What is required: The data must be returned in full, with no character altered.

Excerpts from an interface dataset
------------------------------------------------------------------------
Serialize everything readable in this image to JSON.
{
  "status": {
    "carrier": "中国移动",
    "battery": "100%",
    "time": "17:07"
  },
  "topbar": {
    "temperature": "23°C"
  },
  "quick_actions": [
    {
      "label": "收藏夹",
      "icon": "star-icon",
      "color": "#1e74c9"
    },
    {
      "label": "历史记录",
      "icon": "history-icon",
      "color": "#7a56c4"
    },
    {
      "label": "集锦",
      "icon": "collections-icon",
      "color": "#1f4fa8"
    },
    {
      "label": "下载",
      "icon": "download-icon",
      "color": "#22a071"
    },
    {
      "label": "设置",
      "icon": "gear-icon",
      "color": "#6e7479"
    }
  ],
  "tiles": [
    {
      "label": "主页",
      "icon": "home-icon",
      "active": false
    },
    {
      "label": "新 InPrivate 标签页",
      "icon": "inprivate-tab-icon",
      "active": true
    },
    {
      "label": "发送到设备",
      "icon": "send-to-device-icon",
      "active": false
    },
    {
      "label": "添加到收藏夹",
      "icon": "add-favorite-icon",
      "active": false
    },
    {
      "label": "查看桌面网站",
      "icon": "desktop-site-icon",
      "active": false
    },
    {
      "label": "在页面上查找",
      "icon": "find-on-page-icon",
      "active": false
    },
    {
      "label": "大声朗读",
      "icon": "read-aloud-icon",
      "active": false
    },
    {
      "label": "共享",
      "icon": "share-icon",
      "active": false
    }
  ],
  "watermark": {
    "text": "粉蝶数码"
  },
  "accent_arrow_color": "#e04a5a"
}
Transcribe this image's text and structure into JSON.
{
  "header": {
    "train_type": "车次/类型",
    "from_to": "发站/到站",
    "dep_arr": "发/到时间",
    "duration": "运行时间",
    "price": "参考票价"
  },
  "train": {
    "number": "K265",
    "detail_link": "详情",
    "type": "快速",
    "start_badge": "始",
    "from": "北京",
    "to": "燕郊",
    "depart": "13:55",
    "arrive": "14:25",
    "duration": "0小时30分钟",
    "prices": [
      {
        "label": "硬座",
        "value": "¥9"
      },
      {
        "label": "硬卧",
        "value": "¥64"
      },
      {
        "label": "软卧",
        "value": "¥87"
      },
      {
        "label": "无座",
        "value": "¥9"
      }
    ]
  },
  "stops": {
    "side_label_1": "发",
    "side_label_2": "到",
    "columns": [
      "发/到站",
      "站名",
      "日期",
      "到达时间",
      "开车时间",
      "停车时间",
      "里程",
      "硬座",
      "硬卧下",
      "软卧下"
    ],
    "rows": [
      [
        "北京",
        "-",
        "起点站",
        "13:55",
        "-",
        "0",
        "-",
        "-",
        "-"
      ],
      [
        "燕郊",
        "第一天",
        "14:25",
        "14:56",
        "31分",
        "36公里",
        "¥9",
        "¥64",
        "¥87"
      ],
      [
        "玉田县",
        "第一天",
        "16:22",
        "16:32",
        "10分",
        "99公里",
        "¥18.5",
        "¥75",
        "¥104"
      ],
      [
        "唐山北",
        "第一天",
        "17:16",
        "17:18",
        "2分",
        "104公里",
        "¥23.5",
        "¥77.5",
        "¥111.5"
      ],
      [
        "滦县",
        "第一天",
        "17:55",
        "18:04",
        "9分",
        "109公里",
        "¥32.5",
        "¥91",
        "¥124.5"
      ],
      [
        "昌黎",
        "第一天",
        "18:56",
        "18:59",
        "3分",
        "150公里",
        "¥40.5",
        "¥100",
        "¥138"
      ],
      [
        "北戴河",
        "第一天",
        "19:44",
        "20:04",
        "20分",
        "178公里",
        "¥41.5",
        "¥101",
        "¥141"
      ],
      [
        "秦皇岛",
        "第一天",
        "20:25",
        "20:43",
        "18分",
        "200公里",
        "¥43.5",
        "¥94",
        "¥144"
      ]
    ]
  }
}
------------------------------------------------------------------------
Completed task:
Serialize everything readable in this image to JSON.
{
  "status": {
    "carrier": "中国移动",
    "battery": "100%",
    "time": "17:07"
  },
  "topbar": {
    "temperature": "23°C"
  },
  "quick_actions": [
    {
      "label": "收藏夹",
      "icon": "star-icon",
      "color": "#1e74c9"
    },
    {
      "label": "历史记录",
      "icon": "history-icon",
      "color": "#7a56c4"
    },
    {
      "label": "集锦",
      "icon": "collections-icon",
      "color": "#1f4fa8"
    },
    {
      "label": "下载",
      "icon": "download-icon",
      "color": "#22a071"
    },
    {
      "label": "设置",
      "icon": "gear-icon",
      "color": "#6e7479"
    }
  ],
  "tiles": [
    {
      "label": "主页",
      "icon": "home-icon",
      "active": false
    },
    {
      "label": "新 InPrivate 标签页",
      "icon": "inprivate-tab-icon",
      "active": true
    },
    {
      "label": "发送到设备",
      "icon": "send-to-device-icon",
      "active": false
    },
    {
      "label": "添加到收藏夹",
      "icon": "add-favorite-icon",
      "active": false
    },
    {
      "label": "查看桌面网站",
      "icon": "desktop-site-icon",
      "active": false
    },
    {
      "label": "在页面上查找",
      "icon": "find-on-page-icon",
      "active": false
    },
    {
      "label": "大声朗读",
      "icon": "read-aloud-icon",
      "active": false
    },
    {
      "label": "共享",
      "icon": "share-icon",
      "active": false
    }
  ],
  "watermark": {
    "text": "粉蝶数码"
  },
  "accent_arrow_color": "#e04a5a"
}
Transcribe this image's text and structure into JSON.
{
  "header": {
    "train_type": "车次/类型",
    "from_to": "发站/到站",
    "dep_arr": "发/到时间",
    "duration": "运行时间",
    "price": "参考票价"
  },
  "train": {
    "number": "K265",
    "detail_link": "详情",
    "type": "快速",
    "start_badge": "始",
    "from": "北京",
    "to": "燕郊",
    "depart": "13:55",
    "arrive": "14:25",
    "duration": "0小时30分钟",
    "prices": [
      {
        "label": "硬座",
        "value": "¥9"
      },
      {
        "label": "硬卧",
        "value": "¥64"
      },
      {
        "label": "软卧",
        "value": "¥87"
      },
      {
        "label": "无座",
        "value": "¥9"
      }
    ]
  },
  "stops": {
    "side_label_1": "发",
    "side_label_2": "到",
    "columns": [
      "发/到站",
      "站名",
      "日期",
      "到达时间",
      "开车时间",
      "停车时间",
      "里程",
      "硬座",
      "硬卧下",
      "软卧下"
    ],
    "rows": [
      [
        "北京",
        "-",
        "起点站",
        "13:55",
        "-",
        "0",
        "-",
        "-",
        "-"
      ],
      [
        "燕郊",
        "第一天",
        "14:25",
        "14:56",
        "31分",
        "36公里",
        "¥9",
        "¥64",
        "¥87"
      ],
      [
        "玉田县",
        "第一天",
        "16:22",
        "16:32",
        "10分",
        "99公里",
        "¥18.5",
        "¥75",
        "¥104"
      ],
      [
        "唐山北",
        "第一天",
        "17:16",
        "17:18",
        "2分",
        "104公里",
        "¥23.5",
        "¥77.5",
        "¥111.5"
      ],
      [
        "滦县",
        "第一天",
        "17:55",
        "18:04",
        "9分",
        "109公里",
        "¥32.5",
        "¥91",
        "¥124.5"
      ],
      [
        "昌黎",
        "第一天",
        "18:56",
        "18:59",
        "3分",
        "150公里",
        "¥40.5",
        "¥100",
        "¥138"
      ],
      [
        "北戴河",
        "第一天",
        "19:44",
        "20:04",
        "20分",
        "178公里",
        "¥41.5",
        "¥101",
        "¥141"
      ],
      [
        "秦皇岛",
        "第一天",
        "20:25",
        "20:43",
        "18分",
        "200公里",
        "¥43.5",
        "¥94",
        "¥144"
      ]
    ]
  }
}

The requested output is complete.